However, a SOAR solution’s incident management capabilities should not consist solely of case management functionality. To properly manage the entire incident response lifecycle, a SOAR solution should also provide the following incident management features:
- Phase and objective tracking
- Detailed task tracking, including assignment, time spent, and status
- Asset management, tracking all physical and virtual assets involved in the incident
- Evidence and chain of custody management
- Indicator and sample tracking, correlation, and sharing
- Document and report management
- Time and monetary effort tracking
4. Threat Intelligence
Actionable threat intelligence is a critical component in effective and efficient incident response.
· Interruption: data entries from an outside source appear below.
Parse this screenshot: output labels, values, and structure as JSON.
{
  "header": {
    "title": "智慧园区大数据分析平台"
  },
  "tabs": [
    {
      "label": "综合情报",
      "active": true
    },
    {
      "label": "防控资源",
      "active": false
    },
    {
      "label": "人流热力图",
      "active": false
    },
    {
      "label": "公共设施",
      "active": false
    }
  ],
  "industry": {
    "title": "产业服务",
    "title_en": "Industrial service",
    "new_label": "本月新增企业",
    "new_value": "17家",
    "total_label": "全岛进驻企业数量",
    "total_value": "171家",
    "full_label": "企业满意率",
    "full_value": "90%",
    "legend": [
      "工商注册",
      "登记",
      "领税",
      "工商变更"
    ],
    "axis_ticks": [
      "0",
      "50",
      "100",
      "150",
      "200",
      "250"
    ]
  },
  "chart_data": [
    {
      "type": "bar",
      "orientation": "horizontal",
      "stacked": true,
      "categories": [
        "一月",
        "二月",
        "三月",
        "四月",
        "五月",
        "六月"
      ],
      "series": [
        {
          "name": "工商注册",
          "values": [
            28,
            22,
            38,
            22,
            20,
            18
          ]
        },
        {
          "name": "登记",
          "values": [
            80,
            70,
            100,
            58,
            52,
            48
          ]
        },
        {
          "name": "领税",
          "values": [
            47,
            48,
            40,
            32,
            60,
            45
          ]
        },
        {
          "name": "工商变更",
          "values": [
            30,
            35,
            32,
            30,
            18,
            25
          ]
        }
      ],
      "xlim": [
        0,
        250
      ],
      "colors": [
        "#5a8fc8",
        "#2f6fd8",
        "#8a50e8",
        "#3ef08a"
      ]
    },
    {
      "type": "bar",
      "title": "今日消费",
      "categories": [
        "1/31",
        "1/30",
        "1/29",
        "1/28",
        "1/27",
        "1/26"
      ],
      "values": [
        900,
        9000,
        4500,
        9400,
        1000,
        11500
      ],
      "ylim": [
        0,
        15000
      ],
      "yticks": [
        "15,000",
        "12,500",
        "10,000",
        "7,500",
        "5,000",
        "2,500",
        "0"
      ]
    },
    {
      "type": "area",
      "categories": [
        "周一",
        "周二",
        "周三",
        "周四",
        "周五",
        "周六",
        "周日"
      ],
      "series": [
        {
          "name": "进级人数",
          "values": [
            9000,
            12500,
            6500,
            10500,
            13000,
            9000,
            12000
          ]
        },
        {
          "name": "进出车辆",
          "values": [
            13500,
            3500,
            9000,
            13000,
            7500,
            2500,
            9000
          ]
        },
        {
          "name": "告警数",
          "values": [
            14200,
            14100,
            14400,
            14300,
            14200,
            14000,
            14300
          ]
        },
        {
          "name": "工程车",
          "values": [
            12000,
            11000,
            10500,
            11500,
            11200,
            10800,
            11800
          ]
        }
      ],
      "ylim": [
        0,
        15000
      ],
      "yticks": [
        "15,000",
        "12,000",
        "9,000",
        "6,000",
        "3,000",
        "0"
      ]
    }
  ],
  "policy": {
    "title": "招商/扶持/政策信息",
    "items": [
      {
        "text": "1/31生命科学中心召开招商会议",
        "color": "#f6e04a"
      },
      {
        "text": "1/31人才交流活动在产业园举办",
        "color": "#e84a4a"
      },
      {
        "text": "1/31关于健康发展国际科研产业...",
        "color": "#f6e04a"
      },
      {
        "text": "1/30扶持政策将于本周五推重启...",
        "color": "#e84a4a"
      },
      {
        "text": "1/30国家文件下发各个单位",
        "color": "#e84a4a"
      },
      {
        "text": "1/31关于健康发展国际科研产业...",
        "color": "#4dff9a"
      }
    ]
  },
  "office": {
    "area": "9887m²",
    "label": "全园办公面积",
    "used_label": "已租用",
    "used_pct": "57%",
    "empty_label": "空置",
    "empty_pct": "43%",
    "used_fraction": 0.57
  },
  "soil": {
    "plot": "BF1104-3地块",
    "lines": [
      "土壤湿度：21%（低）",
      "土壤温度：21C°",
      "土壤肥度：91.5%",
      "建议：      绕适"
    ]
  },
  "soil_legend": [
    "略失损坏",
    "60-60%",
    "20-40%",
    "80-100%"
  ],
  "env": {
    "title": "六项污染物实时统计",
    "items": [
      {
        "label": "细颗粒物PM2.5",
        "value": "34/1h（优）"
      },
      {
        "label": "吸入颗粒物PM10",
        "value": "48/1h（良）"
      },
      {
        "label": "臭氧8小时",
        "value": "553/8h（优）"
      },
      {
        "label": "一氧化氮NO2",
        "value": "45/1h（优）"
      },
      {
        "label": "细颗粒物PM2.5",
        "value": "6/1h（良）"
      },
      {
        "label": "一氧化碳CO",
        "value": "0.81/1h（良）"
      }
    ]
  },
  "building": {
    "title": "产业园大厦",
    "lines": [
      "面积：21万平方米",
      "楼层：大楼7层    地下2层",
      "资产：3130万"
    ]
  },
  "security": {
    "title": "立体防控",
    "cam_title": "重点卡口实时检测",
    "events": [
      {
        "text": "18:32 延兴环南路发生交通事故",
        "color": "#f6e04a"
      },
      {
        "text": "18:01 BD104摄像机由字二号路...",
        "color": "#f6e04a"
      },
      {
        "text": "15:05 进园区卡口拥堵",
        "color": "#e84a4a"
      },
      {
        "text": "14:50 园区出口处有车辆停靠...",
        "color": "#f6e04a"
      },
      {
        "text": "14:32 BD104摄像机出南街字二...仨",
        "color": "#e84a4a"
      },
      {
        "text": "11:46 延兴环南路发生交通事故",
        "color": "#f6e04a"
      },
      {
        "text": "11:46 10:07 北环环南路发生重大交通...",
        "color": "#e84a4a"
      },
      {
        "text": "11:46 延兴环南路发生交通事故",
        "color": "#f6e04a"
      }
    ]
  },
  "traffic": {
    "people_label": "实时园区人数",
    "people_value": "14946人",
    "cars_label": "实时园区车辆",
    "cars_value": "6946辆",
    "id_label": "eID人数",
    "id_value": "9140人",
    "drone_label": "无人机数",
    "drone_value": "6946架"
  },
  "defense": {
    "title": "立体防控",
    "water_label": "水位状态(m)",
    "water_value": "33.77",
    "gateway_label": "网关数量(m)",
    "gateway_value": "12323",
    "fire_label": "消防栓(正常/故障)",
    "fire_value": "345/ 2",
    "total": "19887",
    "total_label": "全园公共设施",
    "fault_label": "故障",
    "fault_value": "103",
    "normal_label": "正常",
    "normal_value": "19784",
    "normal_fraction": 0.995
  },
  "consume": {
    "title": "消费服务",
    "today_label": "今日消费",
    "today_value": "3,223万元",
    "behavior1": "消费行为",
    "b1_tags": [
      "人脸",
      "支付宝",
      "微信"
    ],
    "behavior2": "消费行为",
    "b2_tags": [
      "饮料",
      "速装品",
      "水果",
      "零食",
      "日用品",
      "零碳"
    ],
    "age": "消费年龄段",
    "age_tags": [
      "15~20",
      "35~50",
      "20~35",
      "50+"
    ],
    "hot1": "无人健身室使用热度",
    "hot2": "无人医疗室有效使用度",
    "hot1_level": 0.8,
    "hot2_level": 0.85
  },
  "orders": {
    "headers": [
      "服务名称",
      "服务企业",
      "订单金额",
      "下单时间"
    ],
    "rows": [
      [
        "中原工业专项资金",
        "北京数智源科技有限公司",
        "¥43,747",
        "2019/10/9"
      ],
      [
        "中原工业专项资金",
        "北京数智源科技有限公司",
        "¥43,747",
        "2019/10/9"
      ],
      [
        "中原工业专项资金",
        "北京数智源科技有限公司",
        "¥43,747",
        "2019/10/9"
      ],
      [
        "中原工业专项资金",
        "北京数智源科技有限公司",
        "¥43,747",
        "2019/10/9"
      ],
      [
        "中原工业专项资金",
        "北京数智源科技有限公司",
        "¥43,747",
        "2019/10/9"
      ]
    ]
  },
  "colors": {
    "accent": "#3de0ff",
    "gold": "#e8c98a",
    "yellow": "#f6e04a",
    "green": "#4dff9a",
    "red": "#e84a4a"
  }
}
While simple threat intelligence feeds still provide some value and should be supported by a SOAR solution, to be truly effective in today’s threat landscape, threat intelligence must go above and beyond simple feeds. As discussed in the previous section, tracking indicators and samples, such as IP addresses, URLs, malware samples, and TTPs is a critical component of incident management. However, to become actionable threat intelligence, these indicators must be surrounded with further context. Because a SOAR solution has access to not only the indicators but also the rest of the incident information which can provide additional context, it is in a unique position to gather actionable threat intelligence.
To provide true value, a SOAR solution must go beyond simply gathering threat intelligence. A proactive security program requires threat intelligence to be properly correlated to discover attack patterns, potential vulnerabilities, and other ongoing risks to the organization. This correlation should be done automatically, and it should be immediately clear if an ongoing incident may share common factors with any previous incidents.
Although automated correlation is critical for analysts to make informed decisions during the incident response process, visual correlation is also an important factor when assessing threat intelligence capabilities. Many proactive security programs now include various forms of threat hunting; actively looking for attacks and patterns that may not have been detected through automated methods. To facilitate this process, threat intelligence and correlated events should be able to be displayed in an easy-to-understand visual manner to allow analysts to most effectively analyze the information.
A SOAR solution should be considered a long-term investment. Objectively evaluating which vendor has the best solution is a process that should be tailored to each organization’s individual requirements. Once a SOAR solution is deployed and integrated into the security process, the rip-and replace cost will be high. For this reason, it is important to evaluate the vendor of the SOAR solution, along with the solution itself. The vendor chosen should be one that can continue to provide both a leading SOAR solution, that is flexible and supports open integrations with responsive customer service for the foreseeable future.